Interface – the area where two things meet; a point of interaction or communication
 
PULLMAN – Thousands of wildfires cost taxpayers millions of dollars each year — and cause conflict between fire managers and residents in the wildland urban interface (WUI), that area where residential neighborhoods bump up against public lands. Doctoral student Travis Paveglio wants fire management to work better in the WUI and sees sociology and communication as tools useful to defuse the conflict.
 
Toward that goal, he helped form a different kind of interface — an area where the ongoing wildfire sociology research of professor Matt Carroll overlaps studies on communication, stakeholder rights and property by assistant professor Todd Norton.
 
Core of conflict
A communication and property study by Norton and Paveglio looked at two wildfires from 2006 — the Day and Columbia Complex fires.
 
“We analyzed public discourse in the form of media reporting and stakeholder articulations of their concerns,” Norton said.
 
Among the findings:
• Property is a key site of conflict or cohesion among stakeholders (homeowners, firefighters, fire managers).
 
“People barely recognized the role of fire except relative to property,” Norton said. “This is unfortunate because fire is a crucial process in the (health and management of the) ecosystem and its role transcends property.”
 
Public lands were seen as less important because they were considered “non-property.”

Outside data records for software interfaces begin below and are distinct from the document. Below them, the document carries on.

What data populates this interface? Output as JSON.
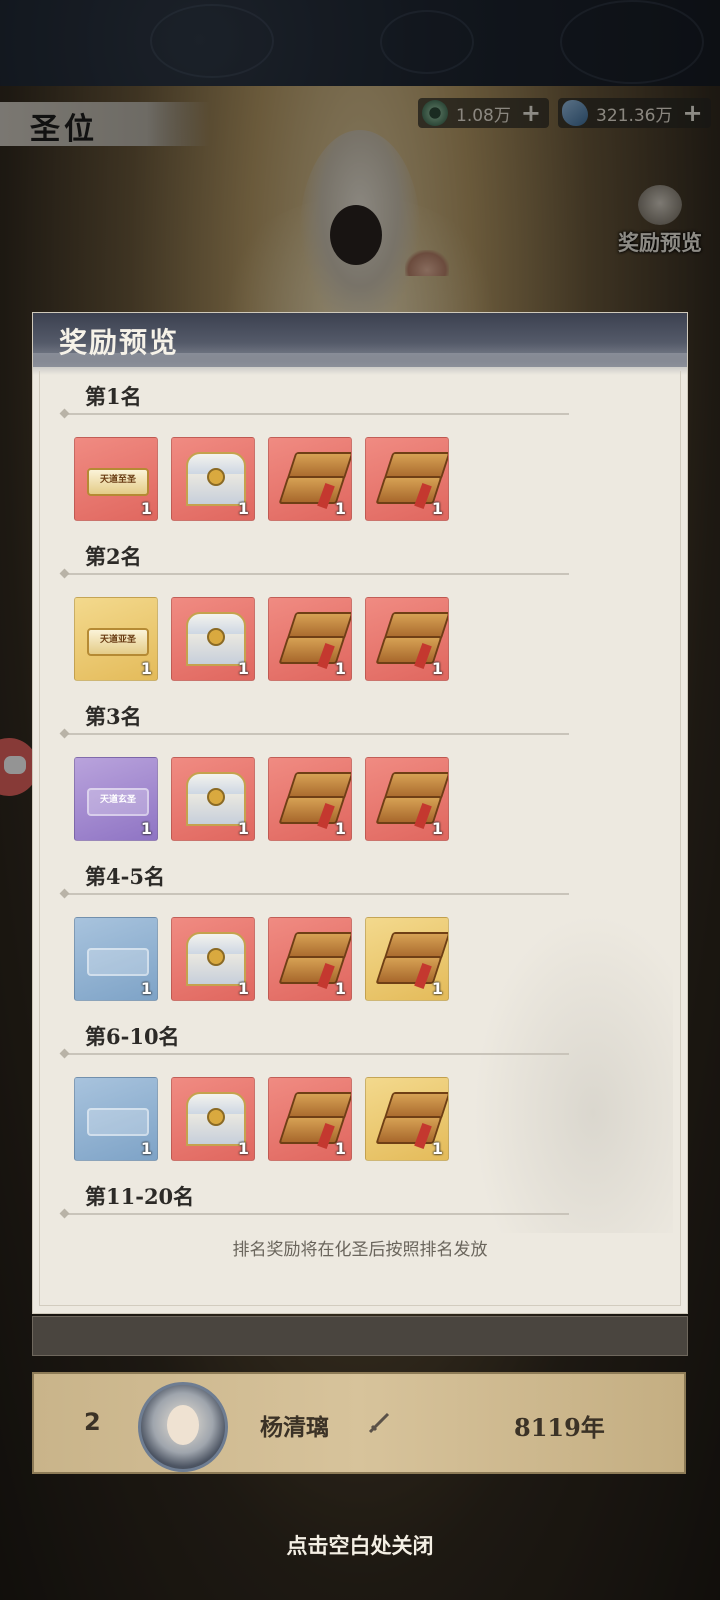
{
  "header": {
    "title": "圣位",
    "currency": [
      {
        "icon": "jade-ring-icon",
        "value": "1.08万"
      },
      {
        "icon": "spirit-stone-icon",
        "value": "321.36万"
      }
    ],
    "reward_preview_label": "奖励预览"
  },
  "modal": {
    "title": "奖励预览",
    "footer_note": "排名奖励将在化圣后按照排名发放",
    "ranks": [
      {
        "label": "第1名",
        "items": [
          {
            "kind": "token",
            "tone": "red",
            "art_text": "天道至圣",
            "qty": "1"
          },
          {
            "kind": "chest",
            "tone": "red",
            "qty": "1"
          },
          {
            "kind": "book",
            "tone": "red",
            "qty": "1"
          },
          {
            "kind": "book",
            "tone": "red",
            "qty": "1"
          }
        ]
      },
      {
        "label": "第2名",
        "items": [
          {
            "kind": "token",
            "tone": "gold",
            "art_text": "天道亚圣",
            "qty": "1"
          },
          {
            "kind": "chest",
            "tone": "red",
            "qty": "1"
          },
          {
            "kind": "book",
            "tone": "red",
            "qty": "1"
          },
          {
            "kind": "book",
            "tone": "red",
            "qty": "1"
          }
        ]
      },
      {
        "label": "第3名",
        "items": [
          {
            "kind": "token",
            "tone": "purple",
            "art_text": "天道玄圣",
            "qty": "1"
          },
          {
            "kind": "chest",
            "tone": "red",
            "qty": "1"
          },
          {
            "kind": "book",
            "tone": "red",
            "qty": "1"
          },
          {
            "kind": "book",
            "tone": "red",
            "qty": "1"
          }
        ]
      },
      {
        "label": "第4-5名",
        "items": [
          {
            "kind": "token",
            "tone": "blue",
            "art_text": "",
            "qty": "1"
          },
          {
            "kind": "chest",
            "tone": "red",
            "qty": "1"
          },
          {
            "kind": "book",
            "tone": "red",
            "qty": "1"
          },
          {
            "kind": "book",
            "tone": "gold",
            "qty": "1"
          }
        ]
      },
      {
        "label": "第6-10名",
        "items": [
          {
            "kind": "token",
            "tone": "blue",
            "art_text": "",
            "qty": "1"
          },
          {
            "kind": "chest",
            "tone": "red",
            "qty": "1"
          },
          {
            "kind": "book",
            "tone": "red",
            "qty": "1"
          },
          {
            "kind": "book",
            "tone": "gold",
            "qty": "1"
          }
        ]
      },
      {
        "label": "第11-20名",
        "items": []
      }
    ]
  },
  "my_rank": {
    "rank": "2",
    "name": "杨清璃",
    "score": "8119年"
  },
  "close_hint": "点击空白处关闭",
  "colors": {
    "red_item": "#e0675f",
    "gold_item": "#e4bb5a",
    "purple_item": "#8f74c4",
    "blue_item": "#7ea3c7",
    "modal_bg": "#ede9e0",
    "modal_header": "#3c4150"
  }
}
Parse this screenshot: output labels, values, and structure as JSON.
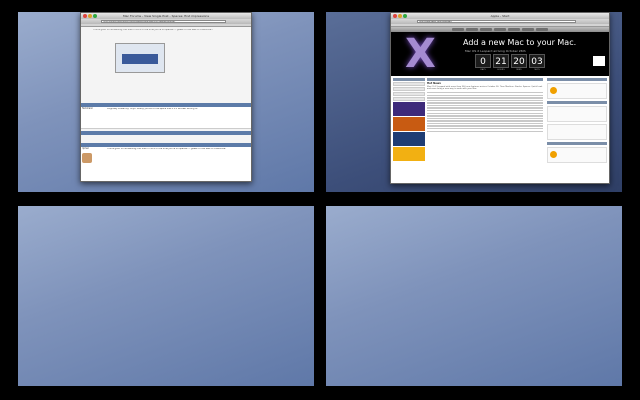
{
  "spaces": [
    {
      "id": "space-1",
      "has_window": true
    },
    {
      "id": "space-2",
      "has_window": true
    },
    {
      "id": "space-3",
      "has_window": false
    },
    {
      "id": "space-4",
      "has_window": false
    }
  ],
  "forum_window": {
    "title": "Mac Forums - View Single Post - Spaces: first impressions",
    "url": "http://forums.macrumors.com/showpost.php?p=4109254&postcount=1",
    "quote_text": "This is good for something, but then in 10% of the time you're on spaces... I guess it'd be best to customize...",
    "post_a_user": "Teckmann",
    "post_a_text": "Originally Posted by Tivyo. Mostly you've to the space that'll it'd be best sorting to.",
    "post_b_user": "rpmac",
    "post_b_text": "This is good for something, but then in 30% of the time you're on spaces... I guess it'd be best to customize."
  },
  "apple_window": {
    "title": "Apple - Start",
    "url": "http://www.apple.com/startpage/",
    "hero_headline": "Add a new Mac to your Mac.",
    "hero_sub": "Mac OS X Leopard arriving October 26th",
    "countdown": [
      "0",
      "21",
      "20",
      "03"
    ],
    "countdown_labels": [
      "DAYS",
      "HOURS",
      "MINS",
      "SECS"
    ],
    "article_title": "Hot News",
    "article_text": "Mac OS X Leopard with more than 300 new features arrives October 26. Time Machine, Stacks, Spaces, Quick Look and more bring a new way to work with your Mac."
  }
}
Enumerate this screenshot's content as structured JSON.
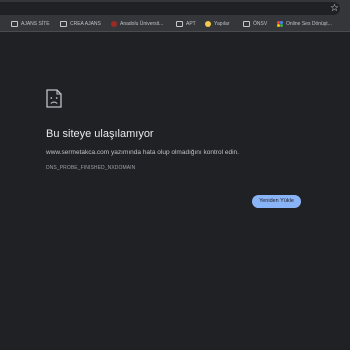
{
  "browser": {
    "bookmarks": [
      {
        "label": "AJANS SİTE",
        "icon": "folder-icon"
      },
      {
        "label": "CREA AJANS",
        "icon": "folder-icon"
      },
      {
        "label": "Anadolu Üniversit...",
        "icon": "anadolu-logo-icon"
      },
      {
        "label": "APT",
        "icon": "folder-icon"
      },
      {
        "label": "Yapılar",
        "icon": "smiley-icon"
      },
      {
        "label": "ÖNSV",
        "icon": "folder-icon"
      },
      {
        "label": "Online Ses Dönüşt...",
        "icon": "color-dots-icon"
      }
    ]
  },
  "error_page": {
    "title": "Bu siteye ulaşılamıyor",
    "domain": "www.sermetakca.com",
    "description_suffix": " yazımında hata olup olmadığını kontrol edin.",
    "error_code": "DNS_PROBE_FINISHED_NXDOMAIN",
    "reload_label": "Yeniden Yükle"
  },
  "colors": {
    "background": "#202124",
    "button": "#8ab4f8"
  }
}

Though this was “disturbing,” Norton said it might be used by firefighting agencies and fire managers. If they could educate stakeholders that public lands indeed are property, perhaps the value of these lands would increase in the public eye.
 
Tangled communication
• Firefighters often are caught in the middle of the inferno, damned if they don’t (protect homes and other private property) and damned if they do (evacuate owners who then could not protect their own property, for example).
 
“On the other hand, property owners reported positive comments when the firefighters had attended well to their property,” Norton said.
 
Results from this and other studies indicate more consideration is needed regarding the use of public resources, including taxpayer funds, to protect private property in the WUI.
 
• The media are failing to provide a broader exploration of wildfire issues beyond the typical  focus on property (tactics, progress, etc.) Topics the researchers said the media should address include discussion of housing development patterns; taxpayer costs and the legitimacy of higher taxes on homes in the WUI; and a national wildfire insurance plan, similar to mandatory federal flood insurance.
 
Collaborative solutions
Paveglio is pursuing his Ph.D. with Carroll in the Department of Natural Resource Sciences. He completed his master’s degree at WSU in the School of Communication in 2007, working with Norton. His work with both professors resulted in three papers published or about to be published.
 
Paveglio and Carroll have three other papers under review for publication concerning the WUI. Two explore community conflict and cohesion five years after wildfires in Arizona and one outlines the theoretical basis for understanding differences in WUI communities.
In addition, Paveglio has spent parts of the last two summers, and will spend part of summer 2009, in western communities studying their plans for alternatives to evacuation in the event of wildfires.
 
“All of this relates to our recent efforts to better understand the social differences in the WUI,” Paveglio said. “We have to understand the character of a place and its people so that managers can work with them to come up with collective local solutions.”
 
Paveglio favors collective solutions in academia, as well.
 
“The topics I have been interested in have never really fit in any one department,” he said. “We need more collaborations to solve questions that are complex and multifaceted. I hope WSU can build more formal bridges for students who are interested in combining interdisciplinary research.”